Looking closely at hands, I see a series of milestones unspoken. Hands, from the moment we are born have been the tools used to reach out, grab and embrace life. Hands have touched breasts and held onto newborns. They have caressed a lover, struck in fear or anger, brushed aside hair, wiped away tears. They have braced and caught falls. They’ve put food into mouths and clothes on backs. They’ve tied shoes, buttoned shirts, brushed teeth, and nursed scrapes and bruises. Fluffing, patting, retrieving, holding, writing, scratching, building, tearing down and soothing. Hands have trembled when forced to stand back to allow children their independence. They’ve been sticky and wet, bent and broken. Hands have tilled soil, reaped harvest, burned and dowsed fires and cleared snow. They’ve said hello in a hand shake and waved endless goodbyes sending sons and daughters to war. They’ve suffered blisters to raise brave youth. They’ve held riffles; been dirty, scraped and raw, swollen and bent. They’ve been uneasy and clumsy. They’ve been pampered and manicured. They’ve been strong and they’ve been weak. Hands have shaken with clenched fists when boundaries have been pushed and injustices prevailed. From raking the yard to scrubbing floors, pulling weeds to changing tires, hands have moved through life fixing, cooking, nurturing, healing, for the comfort and safety of loved ones. Leathery, creased, silky or statuesque, hands have come together in applause, and folded together in prayer. There is life so beautiful in hands.
I realize that the world has its own idea of beauty and that it may have nothing to do with hands that serve. But my world has shown me that my hands (and “mutant” fingerprints), although strikingly different in shape, size and texture from my mother’s, will still carry the story of my work with me all the days of my life. Because in those creases and imperfections will exist a long and exquisite history of love that only mothers know.

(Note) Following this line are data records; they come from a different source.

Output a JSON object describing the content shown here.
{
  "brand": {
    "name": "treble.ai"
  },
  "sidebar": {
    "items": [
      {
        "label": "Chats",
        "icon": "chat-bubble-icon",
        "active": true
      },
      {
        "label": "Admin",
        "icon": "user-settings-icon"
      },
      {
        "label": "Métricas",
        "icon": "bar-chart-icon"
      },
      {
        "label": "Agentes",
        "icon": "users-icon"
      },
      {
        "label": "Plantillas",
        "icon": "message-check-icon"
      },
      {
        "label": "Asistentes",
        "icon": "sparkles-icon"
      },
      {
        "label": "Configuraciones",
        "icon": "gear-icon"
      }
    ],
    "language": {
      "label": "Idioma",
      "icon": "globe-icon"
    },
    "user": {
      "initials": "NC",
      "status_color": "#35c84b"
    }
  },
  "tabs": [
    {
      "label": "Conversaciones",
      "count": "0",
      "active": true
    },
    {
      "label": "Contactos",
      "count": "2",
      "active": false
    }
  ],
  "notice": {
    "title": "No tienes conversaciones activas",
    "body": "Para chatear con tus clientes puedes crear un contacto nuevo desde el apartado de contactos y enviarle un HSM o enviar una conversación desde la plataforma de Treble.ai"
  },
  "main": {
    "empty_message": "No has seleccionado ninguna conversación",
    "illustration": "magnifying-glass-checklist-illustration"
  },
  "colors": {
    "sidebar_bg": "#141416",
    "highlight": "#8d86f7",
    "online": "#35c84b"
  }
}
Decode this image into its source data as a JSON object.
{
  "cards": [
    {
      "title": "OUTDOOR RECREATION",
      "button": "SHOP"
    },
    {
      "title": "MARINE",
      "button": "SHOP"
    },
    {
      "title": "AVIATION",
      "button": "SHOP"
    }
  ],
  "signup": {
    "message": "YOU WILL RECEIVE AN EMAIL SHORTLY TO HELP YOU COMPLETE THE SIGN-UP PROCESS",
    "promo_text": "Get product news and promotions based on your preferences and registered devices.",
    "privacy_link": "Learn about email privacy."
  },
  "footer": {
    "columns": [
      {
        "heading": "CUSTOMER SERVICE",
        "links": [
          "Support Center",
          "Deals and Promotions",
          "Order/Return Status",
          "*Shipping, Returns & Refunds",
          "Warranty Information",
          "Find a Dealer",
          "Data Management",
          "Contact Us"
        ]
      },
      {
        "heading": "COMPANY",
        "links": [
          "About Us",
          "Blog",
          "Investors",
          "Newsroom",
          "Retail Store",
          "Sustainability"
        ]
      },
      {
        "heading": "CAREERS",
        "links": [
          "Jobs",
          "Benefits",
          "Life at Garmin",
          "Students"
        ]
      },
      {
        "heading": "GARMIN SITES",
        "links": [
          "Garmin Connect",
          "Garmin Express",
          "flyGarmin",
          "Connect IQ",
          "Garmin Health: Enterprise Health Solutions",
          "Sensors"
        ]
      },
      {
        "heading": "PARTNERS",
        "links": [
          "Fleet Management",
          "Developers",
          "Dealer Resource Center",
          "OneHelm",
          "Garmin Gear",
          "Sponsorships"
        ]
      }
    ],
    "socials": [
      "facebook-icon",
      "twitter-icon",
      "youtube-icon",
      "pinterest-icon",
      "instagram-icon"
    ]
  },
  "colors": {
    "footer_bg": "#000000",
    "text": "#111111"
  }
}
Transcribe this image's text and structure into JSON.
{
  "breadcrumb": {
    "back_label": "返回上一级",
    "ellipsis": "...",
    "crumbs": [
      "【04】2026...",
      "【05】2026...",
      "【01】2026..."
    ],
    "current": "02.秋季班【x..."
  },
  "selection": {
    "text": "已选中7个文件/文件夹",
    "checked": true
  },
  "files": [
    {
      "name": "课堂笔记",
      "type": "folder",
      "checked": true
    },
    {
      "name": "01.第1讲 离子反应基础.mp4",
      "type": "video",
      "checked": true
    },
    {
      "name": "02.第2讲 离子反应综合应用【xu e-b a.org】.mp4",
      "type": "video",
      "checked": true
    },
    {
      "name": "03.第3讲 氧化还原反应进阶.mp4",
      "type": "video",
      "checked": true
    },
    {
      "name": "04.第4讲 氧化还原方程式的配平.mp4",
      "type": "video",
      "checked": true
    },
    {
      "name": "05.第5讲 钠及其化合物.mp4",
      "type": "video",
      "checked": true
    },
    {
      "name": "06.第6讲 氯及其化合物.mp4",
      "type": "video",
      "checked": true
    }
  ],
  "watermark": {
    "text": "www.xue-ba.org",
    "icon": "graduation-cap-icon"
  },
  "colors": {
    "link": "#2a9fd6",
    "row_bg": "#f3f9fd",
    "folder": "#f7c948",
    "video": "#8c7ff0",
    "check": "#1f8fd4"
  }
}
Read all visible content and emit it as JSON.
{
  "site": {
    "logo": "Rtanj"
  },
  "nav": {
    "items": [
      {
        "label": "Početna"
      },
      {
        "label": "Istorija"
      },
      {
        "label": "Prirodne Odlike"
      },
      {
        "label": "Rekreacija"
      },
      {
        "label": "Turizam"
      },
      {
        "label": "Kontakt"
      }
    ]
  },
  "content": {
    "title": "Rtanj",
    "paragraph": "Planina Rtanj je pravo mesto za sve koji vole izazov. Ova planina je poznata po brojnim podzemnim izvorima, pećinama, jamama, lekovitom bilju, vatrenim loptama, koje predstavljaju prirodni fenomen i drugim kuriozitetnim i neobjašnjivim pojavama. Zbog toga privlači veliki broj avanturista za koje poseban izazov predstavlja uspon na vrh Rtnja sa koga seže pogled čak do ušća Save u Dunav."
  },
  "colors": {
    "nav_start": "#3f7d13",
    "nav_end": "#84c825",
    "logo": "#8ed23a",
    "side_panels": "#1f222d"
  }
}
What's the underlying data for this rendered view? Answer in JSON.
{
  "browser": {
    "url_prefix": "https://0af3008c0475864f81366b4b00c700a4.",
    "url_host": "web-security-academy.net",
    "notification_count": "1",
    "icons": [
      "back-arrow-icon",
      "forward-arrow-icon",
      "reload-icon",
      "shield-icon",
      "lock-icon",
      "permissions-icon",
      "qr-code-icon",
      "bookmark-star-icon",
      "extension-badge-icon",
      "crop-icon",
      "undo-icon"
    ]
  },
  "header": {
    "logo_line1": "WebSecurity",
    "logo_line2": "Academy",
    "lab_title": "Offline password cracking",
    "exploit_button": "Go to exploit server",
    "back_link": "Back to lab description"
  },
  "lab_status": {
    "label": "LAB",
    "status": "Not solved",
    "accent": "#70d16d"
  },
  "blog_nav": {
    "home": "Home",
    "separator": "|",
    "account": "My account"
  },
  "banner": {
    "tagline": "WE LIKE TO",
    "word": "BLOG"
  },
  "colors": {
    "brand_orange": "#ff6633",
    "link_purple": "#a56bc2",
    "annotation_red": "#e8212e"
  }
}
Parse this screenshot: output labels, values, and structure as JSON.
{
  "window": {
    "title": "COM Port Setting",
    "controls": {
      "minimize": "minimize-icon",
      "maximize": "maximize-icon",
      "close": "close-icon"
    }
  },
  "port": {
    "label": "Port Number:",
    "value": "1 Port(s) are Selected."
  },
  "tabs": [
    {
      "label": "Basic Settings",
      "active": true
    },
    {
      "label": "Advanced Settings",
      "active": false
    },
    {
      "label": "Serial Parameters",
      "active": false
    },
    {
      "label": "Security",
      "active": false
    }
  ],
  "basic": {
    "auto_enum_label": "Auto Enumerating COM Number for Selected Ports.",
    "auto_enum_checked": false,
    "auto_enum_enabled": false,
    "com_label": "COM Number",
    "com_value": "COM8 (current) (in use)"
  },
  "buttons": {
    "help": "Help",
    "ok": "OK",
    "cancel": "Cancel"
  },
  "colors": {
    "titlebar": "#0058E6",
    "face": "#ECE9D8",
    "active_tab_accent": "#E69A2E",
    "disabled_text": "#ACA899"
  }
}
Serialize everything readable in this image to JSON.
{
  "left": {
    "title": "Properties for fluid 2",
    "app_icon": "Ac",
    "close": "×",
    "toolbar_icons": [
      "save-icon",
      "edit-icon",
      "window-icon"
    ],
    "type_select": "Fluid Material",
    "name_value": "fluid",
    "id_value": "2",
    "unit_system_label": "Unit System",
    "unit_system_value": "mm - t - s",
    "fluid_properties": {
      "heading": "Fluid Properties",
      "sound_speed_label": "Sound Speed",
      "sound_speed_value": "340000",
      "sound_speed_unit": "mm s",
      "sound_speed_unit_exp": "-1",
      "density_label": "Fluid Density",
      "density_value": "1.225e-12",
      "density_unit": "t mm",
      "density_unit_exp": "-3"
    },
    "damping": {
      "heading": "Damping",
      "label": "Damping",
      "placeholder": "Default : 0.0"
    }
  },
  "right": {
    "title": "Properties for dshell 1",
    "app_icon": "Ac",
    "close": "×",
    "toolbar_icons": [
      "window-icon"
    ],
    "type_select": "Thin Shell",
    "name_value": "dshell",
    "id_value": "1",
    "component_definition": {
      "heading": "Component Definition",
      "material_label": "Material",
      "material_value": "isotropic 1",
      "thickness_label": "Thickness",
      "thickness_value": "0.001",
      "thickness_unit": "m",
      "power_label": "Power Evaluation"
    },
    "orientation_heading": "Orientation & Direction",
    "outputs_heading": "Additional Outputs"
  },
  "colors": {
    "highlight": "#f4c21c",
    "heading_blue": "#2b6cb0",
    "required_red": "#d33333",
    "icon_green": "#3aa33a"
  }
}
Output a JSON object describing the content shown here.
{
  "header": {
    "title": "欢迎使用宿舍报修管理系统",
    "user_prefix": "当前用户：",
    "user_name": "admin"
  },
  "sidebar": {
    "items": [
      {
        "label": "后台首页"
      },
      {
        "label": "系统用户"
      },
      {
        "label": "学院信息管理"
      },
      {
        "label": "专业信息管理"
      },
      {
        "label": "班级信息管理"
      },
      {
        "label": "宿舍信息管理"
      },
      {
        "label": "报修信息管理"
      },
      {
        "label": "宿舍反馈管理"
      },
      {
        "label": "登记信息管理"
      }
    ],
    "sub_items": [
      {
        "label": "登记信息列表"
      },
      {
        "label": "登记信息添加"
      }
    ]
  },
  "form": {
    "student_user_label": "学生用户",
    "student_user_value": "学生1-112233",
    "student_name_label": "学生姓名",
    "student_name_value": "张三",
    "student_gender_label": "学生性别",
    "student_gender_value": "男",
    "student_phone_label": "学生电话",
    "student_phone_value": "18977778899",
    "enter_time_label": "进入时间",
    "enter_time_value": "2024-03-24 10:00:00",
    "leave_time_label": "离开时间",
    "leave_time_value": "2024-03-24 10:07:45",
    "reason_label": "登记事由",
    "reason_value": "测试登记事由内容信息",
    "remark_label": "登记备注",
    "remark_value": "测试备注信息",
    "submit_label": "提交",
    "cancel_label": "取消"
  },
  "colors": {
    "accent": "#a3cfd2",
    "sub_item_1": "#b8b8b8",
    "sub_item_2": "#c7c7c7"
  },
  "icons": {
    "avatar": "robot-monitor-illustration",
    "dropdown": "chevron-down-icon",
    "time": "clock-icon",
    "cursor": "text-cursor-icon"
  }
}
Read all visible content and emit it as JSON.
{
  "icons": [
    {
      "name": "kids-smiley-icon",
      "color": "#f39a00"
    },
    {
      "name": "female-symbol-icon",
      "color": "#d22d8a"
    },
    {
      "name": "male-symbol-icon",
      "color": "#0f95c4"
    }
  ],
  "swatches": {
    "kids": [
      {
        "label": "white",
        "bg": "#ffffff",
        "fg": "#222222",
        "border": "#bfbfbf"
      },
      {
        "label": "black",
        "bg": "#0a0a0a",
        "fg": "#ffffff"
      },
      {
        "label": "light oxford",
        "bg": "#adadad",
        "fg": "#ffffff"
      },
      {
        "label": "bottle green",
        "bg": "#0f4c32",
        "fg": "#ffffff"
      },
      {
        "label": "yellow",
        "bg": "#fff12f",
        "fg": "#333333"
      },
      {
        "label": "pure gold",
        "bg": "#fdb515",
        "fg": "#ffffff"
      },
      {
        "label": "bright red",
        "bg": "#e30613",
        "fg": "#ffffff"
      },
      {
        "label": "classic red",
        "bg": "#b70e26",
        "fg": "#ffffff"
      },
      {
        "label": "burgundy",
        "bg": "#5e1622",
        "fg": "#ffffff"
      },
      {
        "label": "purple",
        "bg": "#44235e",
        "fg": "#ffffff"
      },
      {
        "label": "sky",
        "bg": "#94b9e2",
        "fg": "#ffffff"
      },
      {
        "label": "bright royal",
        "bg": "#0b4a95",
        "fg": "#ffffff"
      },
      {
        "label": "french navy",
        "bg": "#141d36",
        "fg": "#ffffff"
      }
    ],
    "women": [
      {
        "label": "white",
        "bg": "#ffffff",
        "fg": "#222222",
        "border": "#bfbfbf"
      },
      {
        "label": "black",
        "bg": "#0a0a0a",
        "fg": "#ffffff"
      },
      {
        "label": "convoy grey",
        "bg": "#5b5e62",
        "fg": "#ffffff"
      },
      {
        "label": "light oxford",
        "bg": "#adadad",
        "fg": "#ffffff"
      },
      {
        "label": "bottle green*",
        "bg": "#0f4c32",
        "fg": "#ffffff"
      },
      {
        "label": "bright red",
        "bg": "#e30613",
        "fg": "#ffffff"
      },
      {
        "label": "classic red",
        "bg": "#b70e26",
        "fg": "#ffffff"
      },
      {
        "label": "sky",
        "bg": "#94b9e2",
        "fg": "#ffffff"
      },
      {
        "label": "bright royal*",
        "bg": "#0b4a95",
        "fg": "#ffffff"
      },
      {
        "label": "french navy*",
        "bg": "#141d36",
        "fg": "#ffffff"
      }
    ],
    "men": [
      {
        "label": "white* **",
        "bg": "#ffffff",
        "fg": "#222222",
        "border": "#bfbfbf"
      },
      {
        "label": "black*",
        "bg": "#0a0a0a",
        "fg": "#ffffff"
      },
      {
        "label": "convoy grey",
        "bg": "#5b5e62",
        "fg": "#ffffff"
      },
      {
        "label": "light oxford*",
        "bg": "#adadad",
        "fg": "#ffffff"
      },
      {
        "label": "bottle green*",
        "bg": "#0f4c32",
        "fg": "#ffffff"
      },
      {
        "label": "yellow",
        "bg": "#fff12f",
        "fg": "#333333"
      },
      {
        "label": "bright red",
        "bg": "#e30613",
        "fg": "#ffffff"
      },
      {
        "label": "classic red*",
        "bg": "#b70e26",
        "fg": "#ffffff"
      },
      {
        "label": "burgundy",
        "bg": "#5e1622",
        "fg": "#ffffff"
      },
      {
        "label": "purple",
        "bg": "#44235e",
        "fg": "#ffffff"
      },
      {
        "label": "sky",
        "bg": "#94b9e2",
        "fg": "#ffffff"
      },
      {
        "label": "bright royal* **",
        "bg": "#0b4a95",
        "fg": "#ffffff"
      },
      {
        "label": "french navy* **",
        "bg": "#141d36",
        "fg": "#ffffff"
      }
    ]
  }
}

Dedicated to ALL women who use the strength and power of their hands to mother all living things, and especially to mothers who are no longer of this world but there where they have been stroked and caressed and held by the hands of God, HAPPY MOTHER’S DAY.